Letter from Lloyd Stark to Ruby Henshaw commenting on her recent vote in elections. Stark also recounts meeting Tom Pendergast at the funeral of Senator Francis Wilson, in response to her mention of a newspaper photograph.
Kansas City Star
Telegram from Ralph F. Lozier, Jr. to his father Ralph F. Lozier. He reproduces for Lozier a Kansas City Star headline: "Judge Truman Will Announce with Support of Kansas City Organization."
Letter from Ruby Henshaw to Lloyd Stark. She describes atttitudes in Kansas City about Tom Pendergast and cautions Stark about associating with him. She also discusses her work with a life insurance company.
A collection of newspaper article reproductions concerning Kansas City's Ten-Year Plan. Most of these Kansas City Star and Kansas City Times articles of 1929-1931 detail Conrad H. Mann's work with the Ten-Year Plan.
Letter from Charles Leedy to Missouri gubernatorial candidate Lloyd Stark, providing his assessment of the campaign in various counties.
Series of articles from the Kansas City Star entitled "What Kansas City Is to Get for Its Ten-Year Plan Money". It details each proposition to be voted upon in the May 26, 1931 election.
Anonymous letter complaining about the potential appointment of C. K. Burroughs to be the Business Manager of the Jackson County Home for the Aged.
List of recipients of a gift of Golden Delicious apple cider from Lloyd C. Stark's orchards, along with an example form letter to be send in advance.
Response letter from Governor Guy Park to Joseph Morton assuring him that the Kansas City Election Board is properly handling voter rolls. He also accuses the Kansas City Star of "political animus."
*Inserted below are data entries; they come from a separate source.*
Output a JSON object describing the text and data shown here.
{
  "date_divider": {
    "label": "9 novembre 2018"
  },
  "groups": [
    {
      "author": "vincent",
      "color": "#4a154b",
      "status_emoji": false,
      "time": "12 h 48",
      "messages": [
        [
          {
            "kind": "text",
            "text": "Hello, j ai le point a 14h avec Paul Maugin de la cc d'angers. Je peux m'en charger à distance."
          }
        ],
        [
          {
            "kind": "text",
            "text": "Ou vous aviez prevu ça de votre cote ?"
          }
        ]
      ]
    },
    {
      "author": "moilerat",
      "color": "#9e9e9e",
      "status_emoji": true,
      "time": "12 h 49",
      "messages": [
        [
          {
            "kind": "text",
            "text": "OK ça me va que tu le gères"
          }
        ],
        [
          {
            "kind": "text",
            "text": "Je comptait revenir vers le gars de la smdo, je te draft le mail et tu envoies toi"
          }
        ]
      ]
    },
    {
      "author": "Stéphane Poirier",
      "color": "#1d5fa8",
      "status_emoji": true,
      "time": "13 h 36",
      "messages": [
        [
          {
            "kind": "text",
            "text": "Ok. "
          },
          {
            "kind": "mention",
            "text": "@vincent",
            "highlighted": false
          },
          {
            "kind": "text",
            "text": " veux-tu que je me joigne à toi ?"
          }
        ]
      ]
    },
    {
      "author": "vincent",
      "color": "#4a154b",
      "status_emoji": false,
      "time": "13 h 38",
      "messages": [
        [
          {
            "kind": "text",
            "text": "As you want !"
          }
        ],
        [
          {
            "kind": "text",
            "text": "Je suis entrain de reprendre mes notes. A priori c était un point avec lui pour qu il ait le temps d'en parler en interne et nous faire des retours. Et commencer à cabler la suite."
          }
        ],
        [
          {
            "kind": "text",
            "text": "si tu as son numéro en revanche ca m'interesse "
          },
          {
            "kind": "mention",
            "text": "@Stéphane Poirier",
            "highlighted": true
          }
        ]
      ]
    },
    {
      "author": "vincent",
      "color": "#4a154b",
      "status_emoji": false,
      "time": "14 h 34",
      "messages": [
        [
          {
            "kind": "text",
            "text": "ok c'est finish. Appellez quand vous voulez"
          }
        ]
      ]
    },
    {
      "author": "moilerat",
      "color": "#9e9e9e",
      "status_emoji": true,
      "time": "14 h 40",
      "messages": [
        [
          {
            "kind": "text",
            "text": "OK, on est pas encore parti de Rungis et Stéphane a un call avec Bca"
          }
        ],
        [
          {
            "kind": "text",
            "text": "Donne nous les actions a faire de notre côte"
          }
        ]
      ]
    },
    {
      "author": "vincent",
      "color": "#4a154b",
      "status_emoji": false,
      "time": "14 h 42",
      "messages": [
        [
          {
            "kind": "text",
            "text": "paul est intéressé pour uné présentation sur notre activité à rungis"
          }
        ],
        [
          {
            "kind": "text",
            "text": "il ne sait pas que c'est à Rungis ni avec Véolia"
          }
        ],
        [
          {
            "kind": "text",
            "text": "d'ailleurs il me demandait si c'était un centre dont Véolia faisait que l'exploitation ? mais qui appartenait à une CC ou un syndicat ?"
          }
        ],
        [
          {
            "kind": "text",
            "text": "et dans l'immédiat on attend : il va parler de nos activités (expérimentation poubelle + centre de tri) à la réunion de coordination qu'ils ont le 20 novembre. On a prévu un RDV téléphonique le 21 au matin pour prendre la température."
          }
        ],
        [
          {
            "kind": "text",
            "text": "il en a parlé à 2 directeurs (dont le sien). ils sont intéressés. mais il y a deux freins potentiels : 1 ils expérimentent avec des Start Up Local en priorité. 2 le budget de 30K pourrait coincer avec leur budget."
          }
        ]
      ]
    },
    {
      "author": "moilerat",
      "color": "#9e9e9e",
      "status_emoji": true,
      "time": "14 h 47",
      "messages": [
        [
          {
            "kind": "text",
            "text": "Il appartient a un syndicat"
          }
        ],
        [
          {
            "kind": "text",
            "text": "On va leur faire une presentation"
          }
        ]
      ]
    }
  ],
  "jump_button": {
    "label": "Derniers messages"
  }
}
Photograph of Irwin R. Kirkwood, son-in-law of William Rockhill Nelson, co-founder of the Kansas City Star. With his wife, Laura Rockhill Nelson Kirkwood, Irwin Kirkwood operated the newspaper after Nelson's death.
Roy Roberts began his lifelong newspaper career delivering The Kansas City Star as a boy in Lawrence, Kansas. When he retired from The Star in January 1965, he had served the newspaper for 56 years as a reporter, managing editor, president, editor, and general manager. Roberts' 56 years with the newspaper took Kansas City readers through the Depression, the fall of the Pendergast machine, and many elections. He developed a national reputation for political savvy and his close acquaintances included Alf Landon, Dwight Eisenhower, and Lyndon Johnson.
Ernest Hemingway said he learned how to write while working as a reporter for The Kansas City Star when he was only 17 years old. Ernest got a job on the paper and was assigned to cover General Hospital, Union Station, and the 15th Street police station, often riding in police cars to the scene of a crime.